• _Problem requirements_
In the data, find each line where the word "name" appears and list that line.

• _Data for this exercise_
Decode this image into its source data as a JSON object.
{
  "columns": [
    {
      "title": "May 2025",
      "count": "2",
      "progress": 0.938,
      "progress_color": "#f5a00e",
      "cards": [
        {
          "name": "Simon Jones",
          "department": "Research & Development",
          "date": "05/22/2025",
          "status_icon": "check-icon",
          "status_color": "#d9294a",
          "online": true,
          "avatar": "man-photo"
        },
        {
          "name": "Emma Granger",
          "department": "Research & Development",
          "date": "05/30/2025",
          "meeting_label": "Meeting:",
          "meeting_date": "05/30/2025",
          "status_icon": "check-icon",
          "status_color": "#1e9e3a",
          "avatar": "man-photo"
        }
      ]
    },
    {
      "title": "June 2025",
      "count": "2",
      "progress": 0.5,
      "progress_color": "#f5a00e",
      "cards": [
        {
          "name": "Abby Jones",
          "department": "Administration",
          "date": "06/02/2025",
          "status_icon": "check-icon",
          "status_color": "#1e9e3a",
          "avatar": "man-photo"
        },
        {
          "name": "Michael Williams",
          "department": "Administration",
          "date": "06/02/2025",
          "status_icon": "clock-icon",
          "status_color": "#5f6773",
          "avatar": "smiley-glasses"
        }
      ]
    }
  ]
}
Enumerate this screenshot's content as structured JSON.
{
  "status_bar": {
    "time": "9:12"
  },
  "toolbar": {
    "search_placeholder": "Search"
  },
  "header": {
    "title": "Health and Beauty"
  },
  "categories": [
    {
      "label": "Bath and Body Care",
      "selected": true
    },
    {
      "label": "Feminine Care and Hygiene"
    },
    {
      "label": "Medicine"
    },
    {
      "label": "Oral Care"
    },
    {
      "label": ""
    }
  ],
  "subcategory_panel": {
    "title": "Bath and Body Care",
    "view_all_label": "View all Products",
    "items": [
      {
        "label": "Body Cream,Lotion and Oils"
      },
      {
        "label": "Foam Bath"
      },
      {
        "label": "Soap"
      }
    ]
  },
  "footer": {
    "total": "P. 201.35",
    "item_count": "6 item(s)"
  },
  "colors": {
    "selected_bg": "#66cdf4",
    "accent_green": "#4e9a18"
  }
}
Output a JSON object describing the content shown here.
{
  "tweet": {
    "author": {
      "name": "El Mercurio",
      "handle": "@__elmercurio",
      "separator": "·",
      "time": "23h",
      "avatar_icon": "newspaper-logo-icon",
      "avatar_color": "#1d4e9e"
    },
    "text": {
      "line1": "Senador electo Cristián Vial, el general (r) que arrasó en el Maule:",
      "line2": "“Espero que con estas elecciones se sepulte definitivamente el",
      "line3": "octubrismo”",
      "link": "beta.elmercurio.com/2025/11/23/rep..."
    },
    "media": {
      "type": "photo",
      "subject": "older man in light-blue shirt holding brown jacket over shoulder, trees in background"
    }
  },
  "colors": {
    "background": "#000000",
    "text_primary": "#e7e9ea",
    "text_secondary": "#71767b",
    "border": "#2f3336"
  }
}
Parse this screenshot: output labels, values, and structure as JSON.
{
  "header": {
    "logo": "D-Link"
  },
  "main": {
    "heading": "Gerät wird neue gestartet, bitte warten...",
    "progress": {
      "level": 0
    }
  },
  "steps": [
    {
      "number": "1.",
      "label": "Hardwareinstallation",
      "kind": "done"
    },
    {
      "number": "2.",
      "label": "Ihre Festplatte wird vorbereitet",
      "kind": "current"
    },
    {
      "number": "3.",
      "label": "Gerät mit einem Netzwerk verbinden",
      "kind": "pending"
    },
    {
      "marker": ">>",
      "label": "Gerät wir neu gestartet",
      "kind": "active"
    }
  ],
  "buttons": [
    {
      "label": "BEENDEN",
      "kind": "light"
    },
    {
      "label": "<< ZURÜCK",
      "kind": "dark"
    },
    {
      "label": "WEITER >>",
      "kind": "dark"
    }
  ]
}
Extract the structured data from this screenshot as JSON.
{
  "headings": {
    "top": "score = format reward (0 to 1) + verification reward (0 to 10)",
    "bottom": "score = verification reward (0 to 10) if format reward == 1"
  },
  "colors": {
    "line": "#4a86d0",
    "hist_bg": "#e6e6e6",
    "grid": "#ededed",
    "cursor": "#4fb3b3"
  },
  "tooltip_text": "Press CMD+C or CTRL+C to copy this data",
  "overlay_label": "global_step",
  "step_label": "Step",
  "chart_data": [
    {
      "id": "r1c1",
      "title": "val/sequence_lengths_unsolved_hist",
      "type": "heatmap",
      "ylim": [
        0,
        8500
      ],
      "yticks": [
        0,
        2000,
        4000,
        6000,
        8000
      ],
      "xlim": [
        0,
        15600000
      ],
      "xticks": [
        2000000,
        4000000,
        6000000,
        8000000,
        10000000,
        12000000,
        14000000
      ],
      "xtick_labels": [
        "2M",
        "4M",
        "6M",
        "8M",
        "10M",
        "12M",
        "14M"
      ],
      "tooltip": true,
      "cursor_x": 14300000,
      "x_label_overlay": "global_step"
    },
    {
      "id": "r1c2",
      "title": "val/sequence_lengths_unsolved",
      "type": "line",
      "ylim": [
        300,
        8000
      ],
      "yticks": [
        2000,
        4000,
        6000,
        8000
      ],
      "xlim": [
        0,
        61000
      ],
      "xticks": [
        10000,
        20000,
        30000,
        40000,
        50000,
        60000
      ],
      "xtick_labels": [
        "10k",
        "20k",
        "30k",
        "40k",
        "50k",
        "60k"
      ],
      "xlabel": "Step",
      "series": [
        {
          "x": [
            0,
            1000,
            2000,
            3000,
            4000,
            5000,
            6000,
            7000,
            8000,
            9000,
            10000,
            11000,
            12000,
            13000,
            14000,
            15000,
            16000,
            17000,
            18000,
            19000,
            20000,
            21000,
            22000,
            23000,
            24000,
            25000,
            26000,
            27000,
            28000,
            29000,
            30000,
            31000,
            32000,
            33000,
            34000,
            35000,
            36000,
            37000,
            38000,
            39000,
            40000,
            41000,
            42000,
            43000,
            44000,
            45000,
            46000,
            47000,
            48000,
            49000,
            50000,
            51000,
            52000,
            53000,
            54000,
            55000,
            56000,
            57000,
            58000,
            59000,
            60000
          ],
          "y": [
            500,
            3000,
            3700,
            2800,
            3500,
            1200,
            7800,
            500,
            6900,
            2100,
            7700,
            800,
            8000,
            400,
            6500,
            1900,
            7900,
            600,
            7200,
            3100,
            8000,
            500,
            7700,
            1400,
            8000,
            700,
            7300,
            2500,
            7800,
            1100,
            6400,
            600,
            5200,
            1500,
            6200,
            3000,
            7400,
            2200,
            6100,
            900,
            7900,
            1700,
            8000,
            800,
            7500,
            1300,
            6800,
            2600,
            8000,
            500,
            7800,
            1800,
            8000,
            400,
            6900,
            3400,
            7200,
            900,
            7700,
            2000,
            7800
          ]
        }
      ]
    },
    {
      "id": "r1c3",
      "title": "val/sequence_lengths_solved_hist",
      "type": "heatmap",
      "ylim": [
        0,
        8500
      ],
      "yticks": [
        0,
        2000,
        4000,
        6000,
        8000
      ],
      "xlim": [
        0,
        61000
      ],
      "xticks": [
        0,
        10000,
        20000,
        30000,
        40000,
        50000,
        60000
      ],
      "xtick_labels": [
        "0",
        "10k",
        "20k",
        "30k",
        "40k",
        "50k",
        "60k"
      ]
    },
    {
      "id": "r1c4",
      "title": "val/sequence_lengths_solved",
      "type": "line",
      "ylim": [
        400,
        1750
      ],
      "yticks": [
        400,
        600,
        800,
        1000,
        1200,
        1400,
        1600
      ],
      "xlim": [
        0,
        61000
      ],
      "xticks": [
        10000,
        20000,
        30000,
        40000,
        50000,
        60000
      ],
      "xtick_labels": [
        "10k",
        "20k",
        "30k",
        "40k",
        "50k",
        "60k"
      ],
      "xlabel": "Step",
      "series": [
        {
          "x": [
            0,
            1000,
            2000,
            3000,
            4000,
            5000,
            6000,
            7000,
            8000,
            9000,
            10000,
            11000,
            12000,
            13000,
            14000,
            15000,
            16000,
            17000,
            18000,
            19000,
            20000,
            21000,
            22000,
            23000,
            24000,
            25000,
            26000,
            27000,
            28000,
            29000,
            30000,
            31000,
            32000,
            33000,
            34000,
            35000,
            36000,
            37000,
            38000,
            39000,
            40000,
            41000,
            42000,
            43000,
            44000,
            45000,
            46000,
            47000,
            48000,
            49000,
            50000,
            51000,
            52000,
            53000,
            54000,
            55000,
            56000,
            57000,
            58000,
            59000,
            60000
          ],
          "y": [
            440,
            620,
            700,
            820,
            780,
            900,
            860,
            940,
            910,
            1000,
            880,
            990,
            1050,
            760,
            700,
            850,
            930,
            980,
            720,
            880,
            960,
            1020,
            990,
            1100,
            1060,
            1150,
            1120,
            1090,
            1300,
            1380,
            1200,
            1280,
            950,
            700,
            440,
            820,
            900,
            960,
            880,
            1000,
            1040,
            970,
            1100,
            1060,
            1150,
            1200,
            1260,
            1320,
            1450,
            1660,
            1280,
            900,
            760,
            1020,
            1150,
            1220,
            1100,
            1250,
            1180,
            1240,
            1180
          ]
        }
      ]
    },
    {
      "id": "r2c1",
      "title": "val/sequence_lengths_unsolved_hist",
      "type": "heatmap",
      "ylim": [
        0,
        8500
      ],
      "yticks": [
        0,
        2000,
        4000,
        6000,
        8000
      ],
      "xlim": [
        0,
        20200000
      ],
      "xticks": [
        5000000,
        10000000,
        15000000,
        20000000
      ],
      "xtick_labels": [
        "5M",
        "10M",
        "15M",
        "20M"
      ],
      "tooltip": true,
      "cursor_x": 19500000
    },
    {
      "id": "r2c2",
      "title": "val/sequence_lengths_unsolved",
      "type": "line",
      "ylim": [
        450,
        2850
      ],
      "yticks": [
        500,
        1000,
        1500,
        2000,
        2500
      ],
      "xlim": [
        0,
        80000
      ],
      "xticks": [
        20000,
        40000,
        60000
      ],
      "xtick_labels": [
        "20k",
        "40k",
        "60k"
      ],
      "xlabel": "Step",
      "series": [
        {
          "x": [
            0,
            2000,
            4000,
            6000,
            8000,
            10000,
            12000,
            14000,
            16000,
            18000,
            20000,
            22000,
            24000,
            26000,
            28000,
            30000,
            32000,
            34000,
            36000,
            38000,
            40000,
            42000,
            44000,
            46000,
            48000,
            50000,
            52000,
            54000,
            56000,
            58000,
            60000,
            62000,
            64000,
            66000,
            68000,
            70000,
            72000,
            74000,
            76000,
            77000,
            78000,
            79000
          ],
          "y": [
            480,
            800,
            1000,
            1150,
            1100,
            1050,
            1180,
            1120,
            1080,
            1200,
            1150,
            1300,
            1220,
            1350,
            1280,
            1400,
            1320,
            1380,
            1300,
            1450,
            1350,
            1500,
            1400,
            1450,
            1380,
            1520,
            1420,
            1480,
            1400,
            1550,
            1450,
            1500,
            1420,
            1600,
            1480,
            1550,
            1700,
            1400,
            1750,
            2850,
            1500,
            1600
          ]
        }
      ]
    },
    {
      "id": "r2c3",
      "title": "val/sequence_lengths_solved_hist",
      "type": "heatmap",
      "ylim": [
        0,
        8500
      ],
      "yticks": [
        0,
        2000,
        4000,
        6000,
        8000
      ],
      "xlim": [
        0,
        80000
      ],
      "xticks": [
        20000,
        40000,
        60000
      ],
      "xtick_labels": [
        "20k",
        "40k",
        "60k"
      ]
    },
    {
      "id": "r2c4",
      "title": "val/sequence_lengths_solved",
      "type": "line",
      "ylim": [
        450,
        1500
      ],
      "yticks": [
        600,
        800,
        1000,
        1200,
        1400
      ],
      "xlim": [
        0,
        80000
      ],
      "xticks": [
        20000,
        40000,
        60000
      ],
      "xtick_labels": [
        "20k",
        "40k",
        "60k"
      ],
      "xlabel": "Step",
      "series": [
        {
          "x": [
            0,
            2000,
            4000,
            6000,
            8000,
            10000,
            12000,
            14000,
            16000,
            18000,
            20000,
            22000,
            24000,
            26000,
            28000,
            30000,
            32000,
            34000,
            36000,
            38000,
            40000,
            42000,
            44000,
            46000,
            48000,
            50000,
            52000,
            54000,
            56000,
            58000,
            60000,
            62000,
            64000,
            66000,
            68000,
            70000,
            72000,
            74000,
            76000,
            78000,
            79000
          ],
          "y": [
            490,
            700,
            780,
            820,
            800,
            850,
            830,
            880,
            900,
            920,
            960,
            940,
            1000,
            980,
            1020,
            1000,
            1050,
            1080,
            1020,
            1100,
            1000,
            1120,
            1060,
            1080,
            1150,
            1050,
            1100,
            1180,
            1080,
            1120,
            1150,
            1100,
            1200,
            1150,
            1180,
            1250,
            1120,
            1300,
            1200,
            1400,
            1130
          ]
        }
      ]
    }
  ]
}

• _Solution to the exercise_
          "name": "Simon Jones",
          "name": "Emma Granger",
          "name": "Abby Jones",
          "name": "Michael Williams",
      "name": "El Mercurio",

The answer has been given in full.